On Sunday, we focused on team skills and played several scrimmages. From the videos I had sent to Ben, he observed (among other things) that we needed to score more easily and more routinely within 10 yards of the endzone. This requires positioning players to take advantage of defensive mistakes or misalignments. Therefore, we focused on playing as a team instead of clearing and forcing a few players to take on the other teams’ best defenders to score. Moreover, it seemed that in the past, we gave up too many big plays at the start of possessions, which is exactly what the offenses of the best teams we will face in Japan want. So, another goal for Sunday was to bring our good defensive pressure without exposing individuals to the other teams’ best play from the pull. Accordingly, Ben introduced and showed us how to practice a transition defense in which the formation is far less important than the principles and individual concepts.
Tarek Iko Eiben, coach of the German masters team, also weighed in on how he expects their work with Seth Wiggins to impact their team:

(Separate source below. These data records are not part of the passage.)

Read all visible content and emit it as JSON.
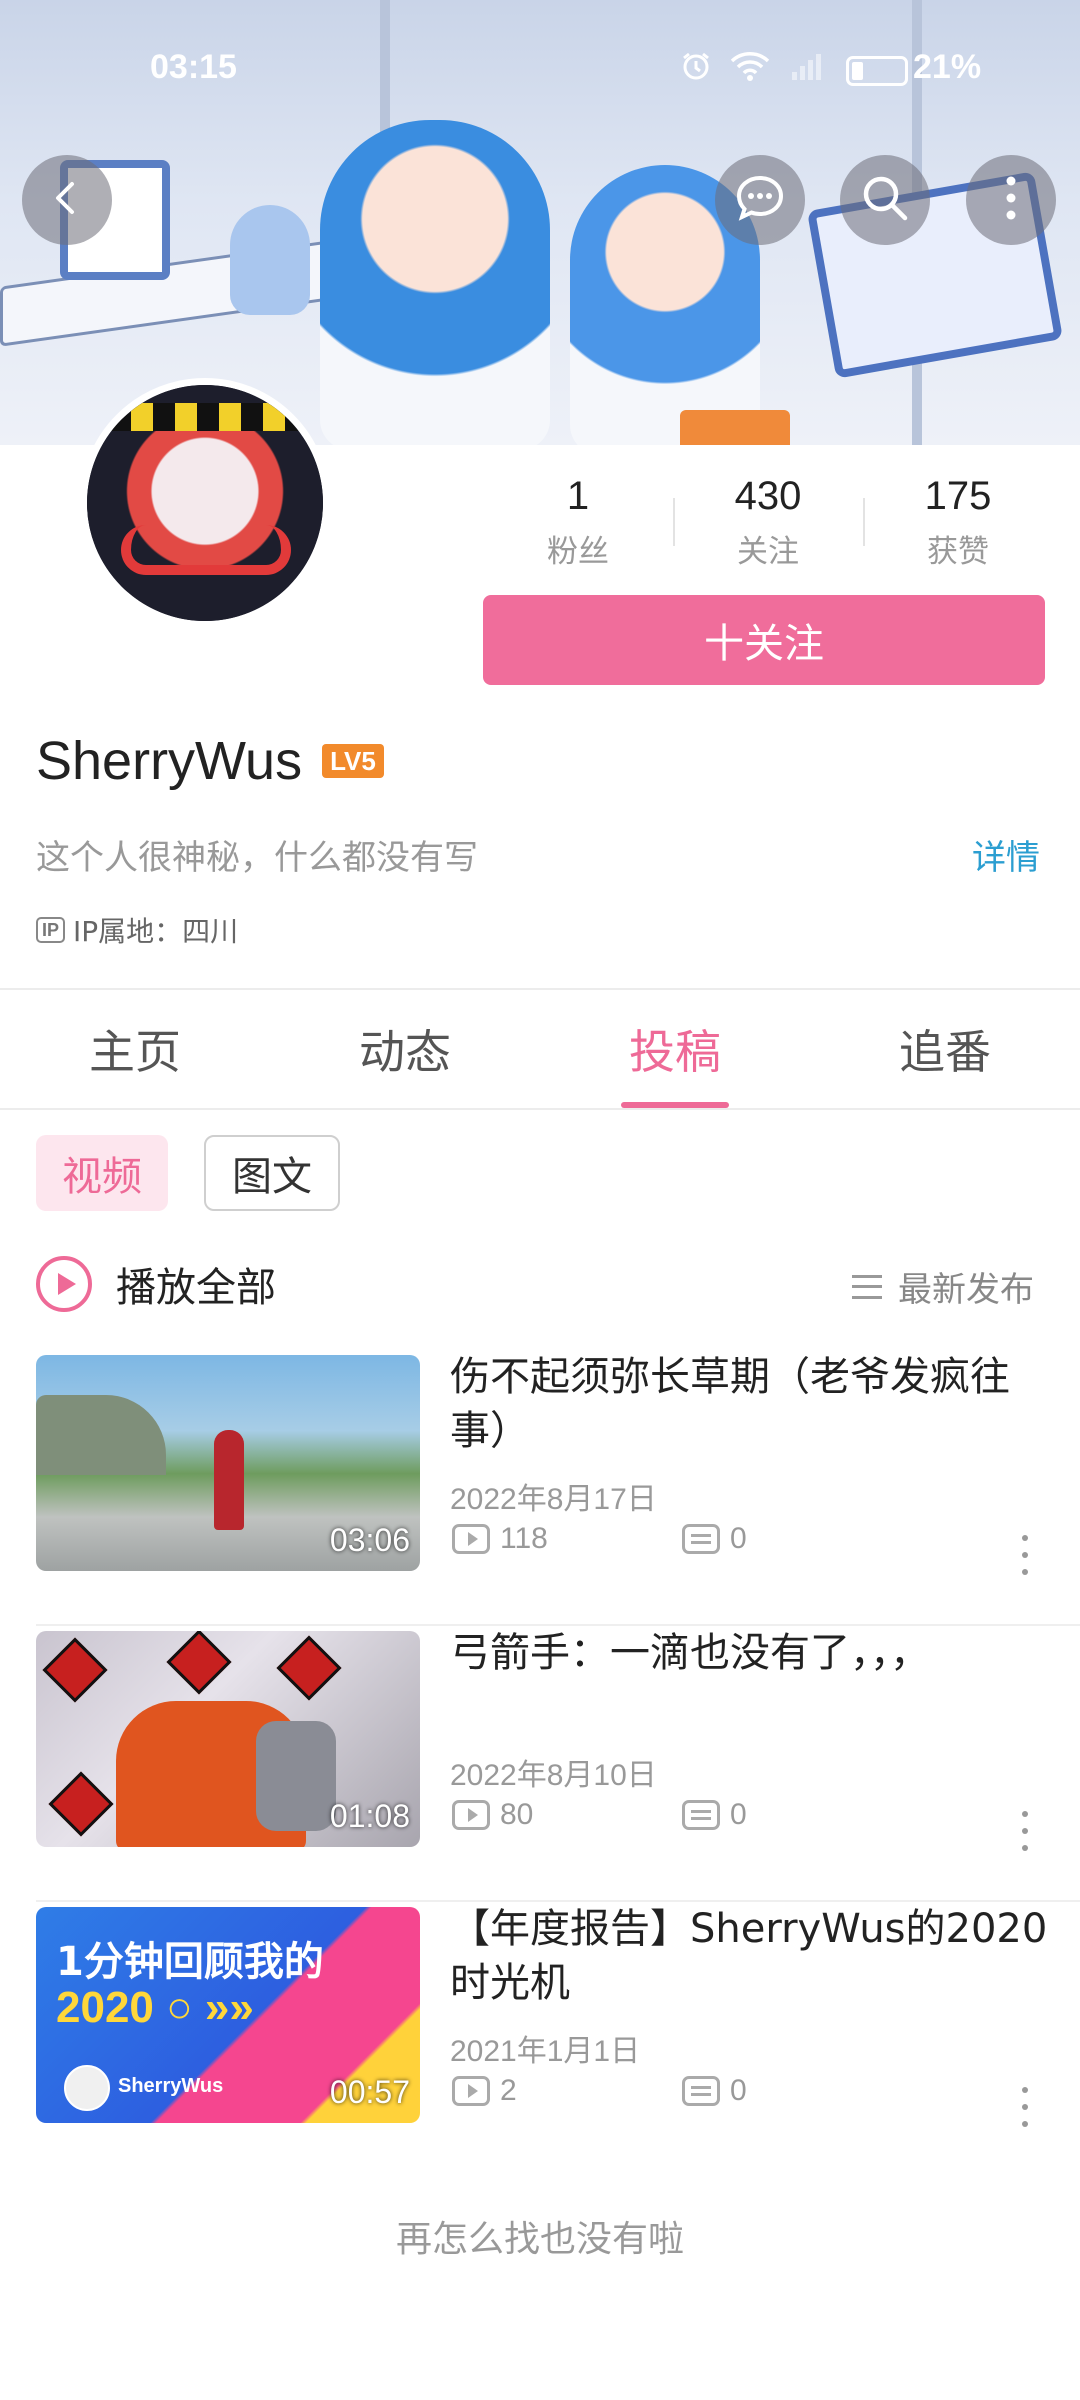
{
  "status_bar": {
    "time": "03:15",
    "battery": "21%"
  },
  "header": {
    "back_icon": "chevron-left-icon",
    "chat_icon": "chat-bubble-icon",
    "search_icon": "search-icon",
    "more_icon": "more-vertical-icon"
  },
  "profile": {
    "stats": [
      {
        "value": "1",
        "label": "粉丝"
      },
      {
        "value": "430",
        "label": "关注"
      },
      {
        "value": "175",
        "label": "获赞"
      }
    ],
    "follow_label": "十关注",
    "username": "SherryWus",
    "level": "LV5",
    "bio": "这个人很神秘，什么都没有写",
    "detail_link": "详情",
    "ip_tag": "IP",
    "ip_location": "IP属地：四川"
  },
  "tabs": [
    {
      "label": "主页",
      "active": false
    },
    {
      "label": "动态",
      "active": false
    },
    {
      "label": "投稿",
      "active": true
    },
    {
      "label": "追番",
      "active": false
    }
  ],
  "filters": {
    "video": "视频",
    "article": "图文"
  },
  "list_header": {
    "play_all": "播放全部",
    "sort": "最新发布"
  },
  "videos": [
    {
      "title": "伤不起须弥长草期（老爷发疯往事）",
      "date": "2022年8月17日",
      "views": "118",
      "danmaku": "0",
      "duration": "03:06"
    },
    {
      "title": "弓箭手：一滴也没有了，，，",
      "date": "2022年8月10日",
      "views": "80",
      "danmaku": "0",
      "duration": "01:08"
    },
    {
      "title": "【年度报告】SherryWus的2020时光机",
      "date": "2021年1月1日",
      "views": "2",
      "danmaku": "0",
      "duration": "00:57",
      "thumb_text_1": "1分钟回顾我的",
      "thumb_text_2": "2020 ○ »»",
      "thumb_user": "SherryWus"
    }
  ],
  "footer": {
    "end_text": "再怎么找也没有啦"
  },
  "colors": {
    "accent": "#ee6a97",
    "follow_button": "#f06d9b",
    "link": "#2b9ed1",
    "level_badge": "#f28a2b"
  }
}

Playing this sport for thirty years now, I loved the idea of getting a new perspective of the game from coaches from North America. After an international event with North American teams you gain new ideas, but you are not coached on those ideas. So, it was a great opportunity to get coached by Ben and Seth Wiggins on basic and advanced strategies of the game. Although a weekend is not enough to completely transform into a new team, it can make a difference as to how you approach your team’s game for the future. The German Master National Team practiced concepts of the game that were new to us. It has already changed our game of Ultimate and we will continue to assimilate those ideas. Attending this camp as a team made this event more valuable, because you get the new input as a unity, and you don’t lose that much in reproduction.
What was really fascinating was the fact that, although certain situations in the game have been familiar to us for years, once the concepts behind them are shown and explained you look at them very differently.
At the end of the clinics, everybody was even more enthusiastic than before. I think that Ultimate in the early years of our sport must have been like this. Players from the U.S. traveling to Europe to spread ideas and share advanced skills developed in the sport’s country of origin. Even if you think that you do not need “new input,” the clinics have proven that it is often very helpful to receive advice from “outside” experts. An external coach might tell your players the same things, but maybe in a different way. If you coach the same team for many years, a variation in style different from your routine is well accepted and much appreciated by the team.
The results in Japan will tell if our efforts will already pay off this year. It has to be noted that there is not much time left to capitalize from the experience we gained. However, I’m convinced that it was worthwhile and will help us to reach our goals in the future. In addition, the players from the German national team already introduced the new ideas and drills to their home teams (the German national team is an “all-star” team from several German club teams). It can be expected that many teams in Germany will soon practice and play the “Wiggins” style, too.